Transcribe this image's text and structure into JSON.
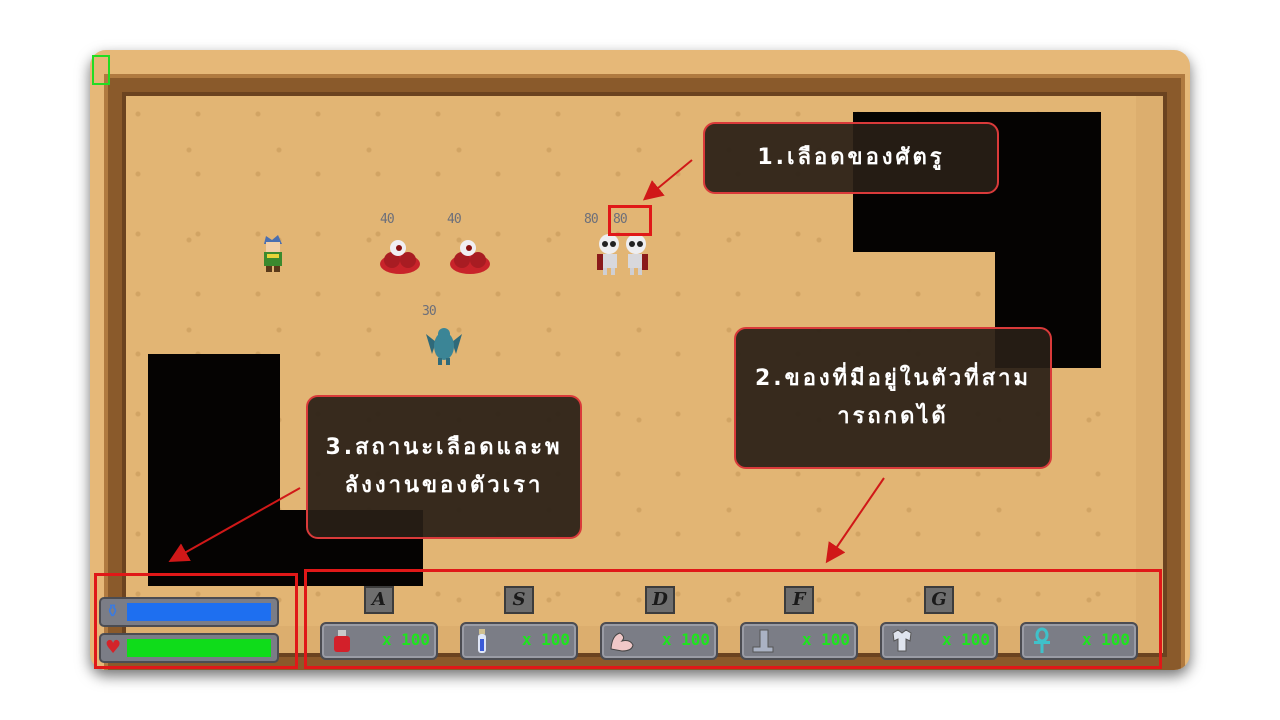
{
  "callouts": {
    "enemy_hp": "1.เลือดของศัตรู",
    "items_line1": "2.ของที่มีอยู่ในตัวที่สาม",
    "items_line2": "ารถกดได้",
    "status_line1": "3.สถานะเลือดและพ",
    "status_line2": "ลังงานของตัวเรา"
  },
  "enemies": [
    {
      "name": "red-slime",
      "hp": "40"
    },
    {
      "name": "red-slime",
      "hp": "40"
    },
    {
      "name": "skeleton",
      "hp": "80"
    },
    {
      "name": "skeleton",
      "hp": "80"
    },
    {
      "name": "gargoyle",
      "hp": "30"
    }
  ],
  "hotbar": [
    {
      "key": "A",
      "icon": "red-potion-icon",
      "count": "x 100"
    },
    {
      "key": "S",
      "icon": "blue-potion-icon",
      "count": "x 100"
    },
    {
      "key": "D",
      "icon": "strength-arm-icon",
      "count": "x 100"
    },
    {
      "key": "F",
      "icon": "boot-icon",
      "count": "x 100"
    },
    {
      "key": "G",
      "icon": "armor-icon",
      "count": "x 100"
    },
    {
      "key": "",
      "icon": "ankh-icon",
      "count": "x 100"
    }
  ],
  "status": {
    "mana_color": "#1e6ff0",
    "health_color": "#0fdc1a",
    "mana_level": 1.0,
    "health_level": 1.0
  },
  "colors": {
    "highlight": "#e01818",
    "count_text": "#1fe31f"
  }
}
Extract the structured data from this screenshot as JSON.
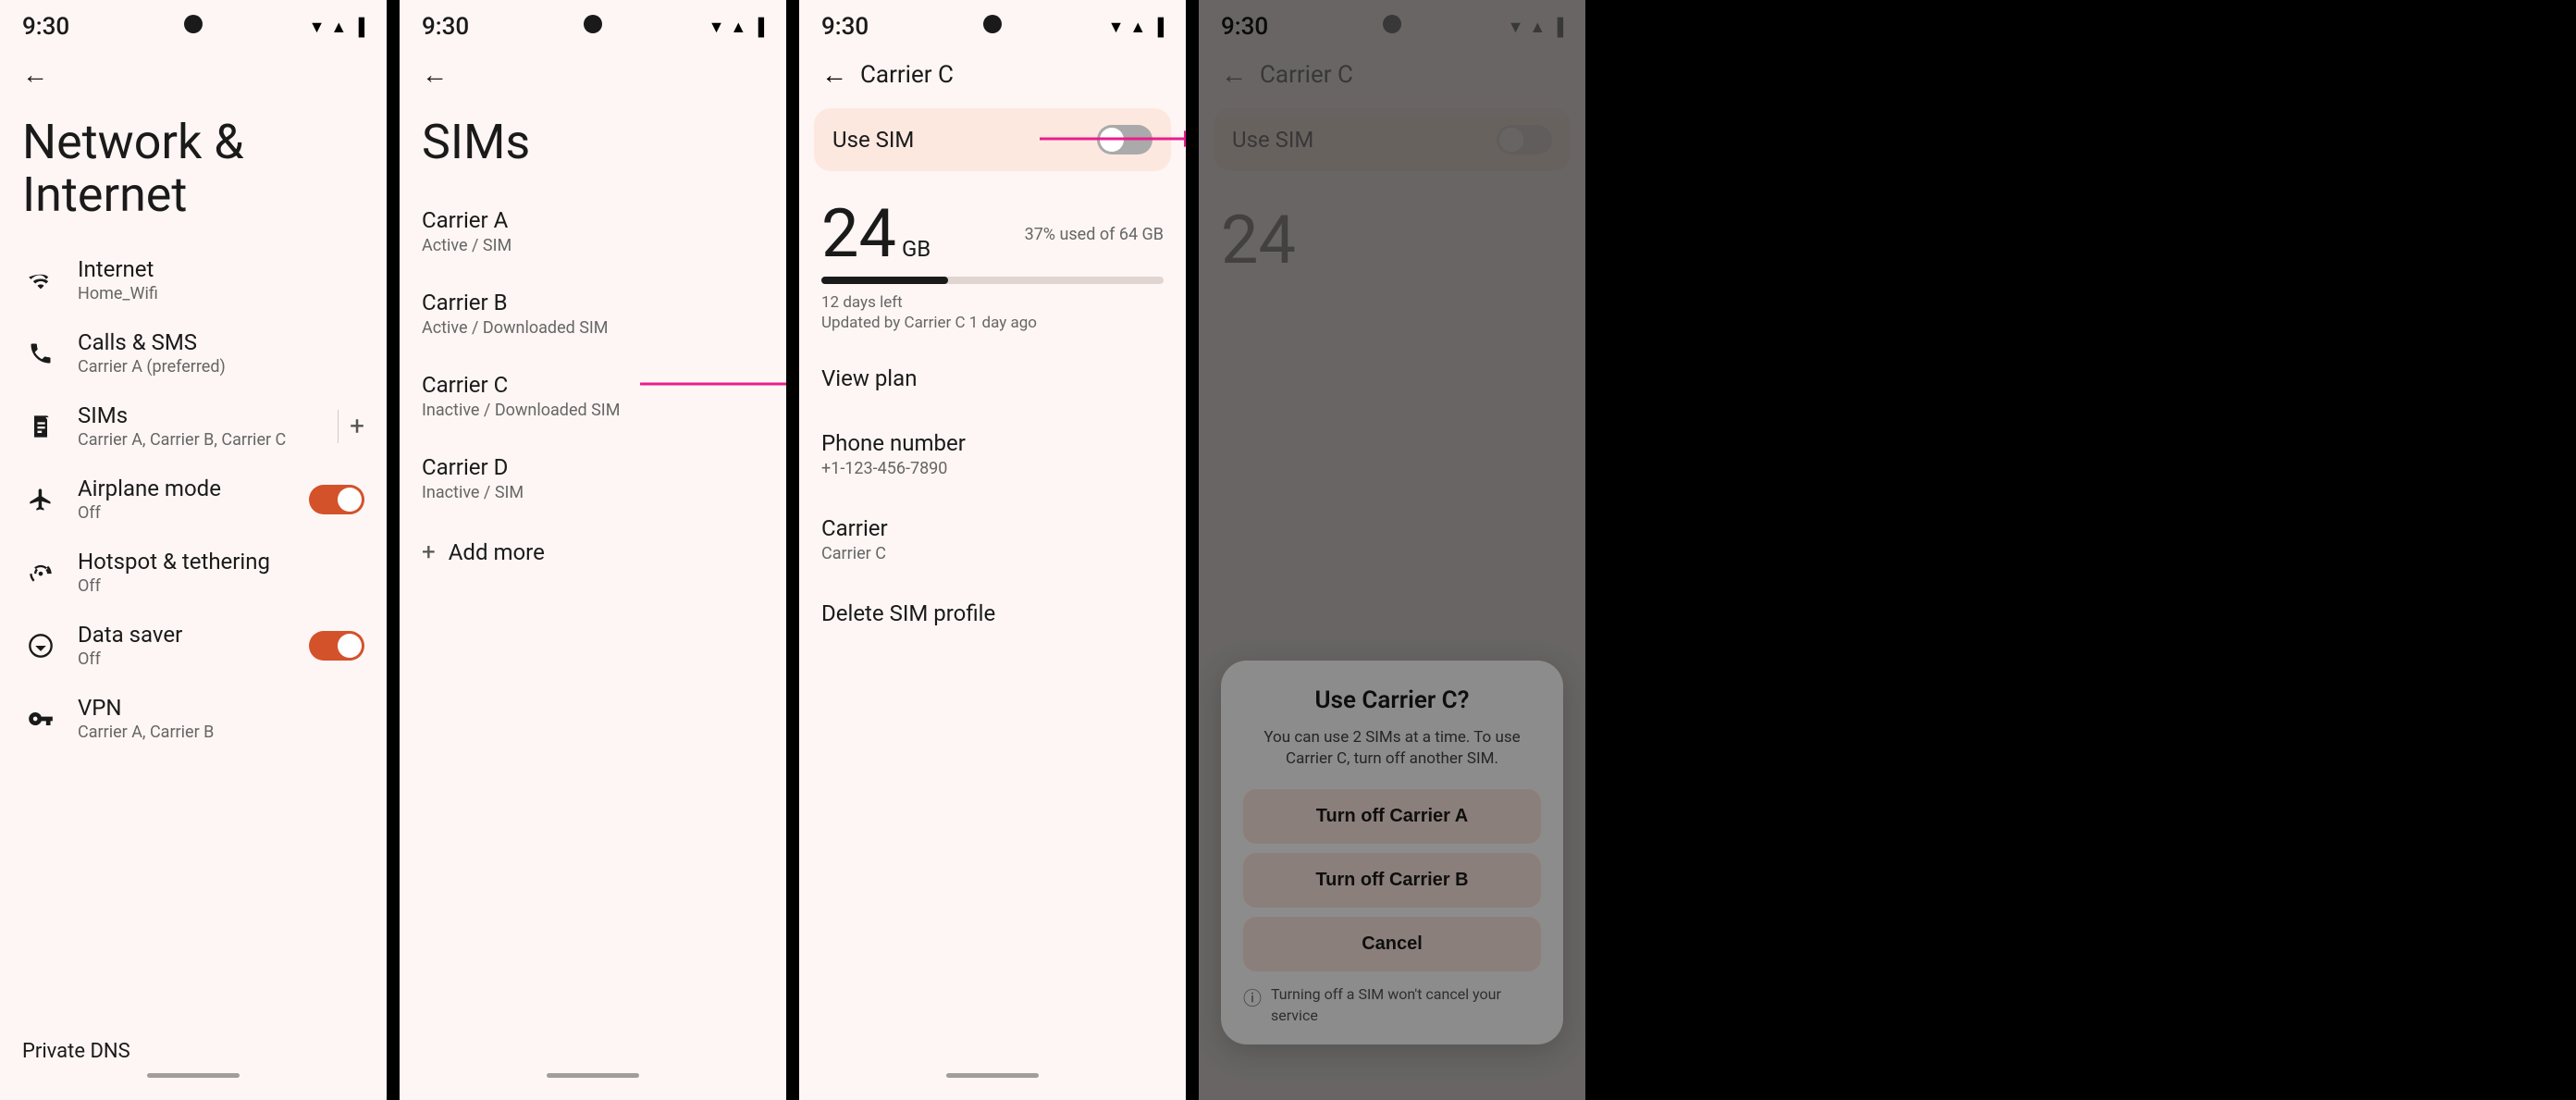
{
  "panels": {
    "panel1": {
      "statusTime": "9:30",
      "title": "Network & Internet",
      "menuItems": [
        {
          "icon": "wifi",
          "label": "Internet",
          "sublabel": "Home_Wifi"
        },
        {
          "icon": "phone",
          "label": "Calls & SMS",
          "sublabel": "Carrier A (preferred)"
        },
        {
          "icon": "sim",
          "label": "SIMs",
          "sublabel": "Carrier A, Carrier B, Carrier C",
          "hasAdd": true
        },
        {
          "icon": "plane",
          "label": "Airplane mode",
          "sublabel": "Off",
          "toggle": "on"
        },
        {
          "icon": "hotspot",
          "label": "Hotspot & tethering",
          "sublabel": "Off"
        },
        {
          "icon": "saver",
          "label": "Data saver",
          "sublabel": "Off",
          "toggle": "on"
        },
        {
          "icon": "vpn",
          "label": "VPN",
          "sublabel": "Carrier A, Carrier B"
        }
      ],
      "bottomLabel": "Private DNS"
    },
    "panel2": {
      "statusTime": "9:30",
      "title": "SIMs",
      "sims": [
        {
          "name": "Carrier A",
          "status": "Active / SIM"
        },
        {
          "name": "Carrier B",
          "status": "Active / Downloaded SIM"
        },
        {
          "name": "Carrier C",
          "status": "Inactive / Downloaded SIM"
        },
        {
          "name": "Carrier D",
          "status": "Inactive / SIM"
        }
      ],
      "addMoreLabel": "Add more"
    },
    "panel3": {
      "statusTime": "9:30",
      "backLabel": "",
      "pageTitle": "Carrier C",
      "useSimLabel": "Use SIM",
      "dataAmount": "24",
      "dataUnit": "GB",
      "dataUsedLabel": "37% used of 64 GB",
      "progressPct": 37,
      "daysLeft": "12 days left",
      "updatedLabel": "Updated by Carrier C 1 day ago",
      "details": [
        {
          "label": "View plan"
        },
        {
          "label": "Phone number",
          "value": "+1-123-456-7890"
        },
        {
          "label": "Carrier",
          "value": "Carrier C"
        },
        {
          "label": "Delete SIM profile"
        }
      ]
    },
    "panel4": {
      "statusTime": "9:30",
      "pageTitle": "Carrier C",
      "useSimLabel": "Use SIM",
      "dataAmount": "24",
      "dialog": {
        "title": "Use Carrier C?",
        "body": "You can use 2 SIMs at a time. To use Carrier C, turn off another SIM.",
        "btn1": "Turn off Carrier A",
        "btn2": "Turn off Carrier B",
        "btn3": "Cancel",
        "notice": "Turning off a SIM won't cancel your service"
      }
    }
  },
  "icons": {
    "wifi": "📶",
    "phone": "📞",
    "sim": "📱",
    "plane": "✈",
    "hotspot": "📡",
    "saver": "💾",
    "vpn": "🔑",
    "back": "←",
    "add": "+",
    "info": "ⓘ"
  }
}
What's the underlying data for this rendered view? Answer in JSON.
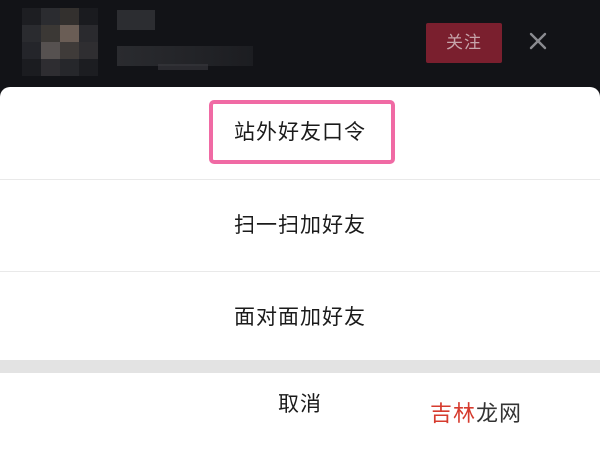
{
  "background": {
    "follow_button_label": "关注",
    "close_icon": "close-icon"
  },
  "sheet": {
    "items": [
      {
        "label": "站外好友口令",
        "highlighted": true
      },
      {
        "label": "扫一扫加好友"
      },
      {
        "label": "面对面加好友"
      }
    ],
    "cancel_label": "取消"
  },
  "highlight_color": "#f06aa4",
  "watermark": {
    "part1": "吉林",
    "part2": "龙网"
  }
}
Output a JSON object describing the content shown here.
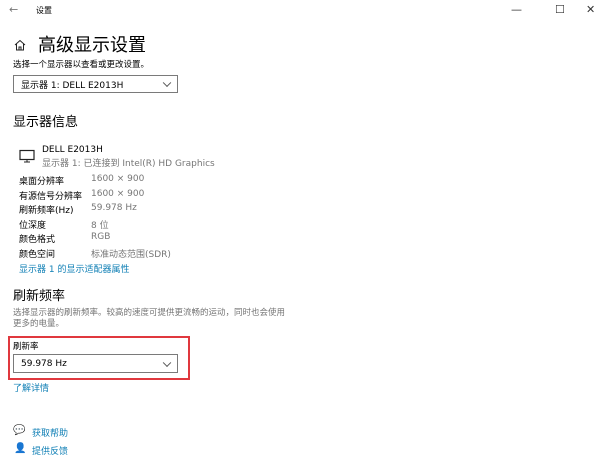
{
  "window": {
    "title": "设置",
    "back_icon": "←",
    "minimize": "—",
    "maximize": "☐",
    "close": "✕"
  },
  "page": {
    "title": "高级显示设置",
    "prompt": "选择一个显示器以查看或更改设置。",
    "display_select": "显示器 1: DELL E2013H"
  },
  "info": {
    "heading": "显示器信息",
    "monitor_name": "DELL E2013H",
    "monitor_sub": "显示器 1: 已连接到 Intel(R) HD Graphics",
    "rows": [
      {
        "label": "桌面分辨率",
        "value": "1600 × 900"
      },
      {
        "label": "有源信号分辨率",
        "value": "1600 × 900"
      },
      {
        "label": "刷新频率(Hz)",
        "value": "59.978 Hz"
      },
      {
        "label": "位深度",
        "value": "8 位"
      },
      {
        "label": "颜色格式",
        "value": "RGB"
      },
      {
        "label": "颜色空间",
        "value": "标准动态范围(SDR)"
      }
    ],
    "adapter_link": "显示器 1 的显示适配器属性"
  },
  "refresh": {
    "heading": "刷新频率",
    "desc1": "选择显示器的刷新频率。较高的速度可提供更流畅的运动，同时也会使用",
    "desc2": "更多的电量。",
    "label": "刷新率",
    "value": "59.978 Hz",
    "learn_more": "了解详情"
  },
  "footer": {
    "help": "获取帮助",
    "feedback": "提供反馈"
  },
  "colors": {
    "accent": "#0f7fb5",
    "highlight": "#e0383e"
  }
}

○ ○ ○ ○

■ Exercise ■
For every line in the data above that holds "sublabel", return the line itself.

■ Problem solution ■
          "sublabel": "Home_Wifi"
          "sublabel": "Carrier A (preferred)"
          "sublabel": "Carrier A, Carrier B, Carrier C",
          "sublabel": "Off",
          "sublabel": "Off"
          "sublabel": "Off",
          "sublabel": "Carrier A, Carrier B"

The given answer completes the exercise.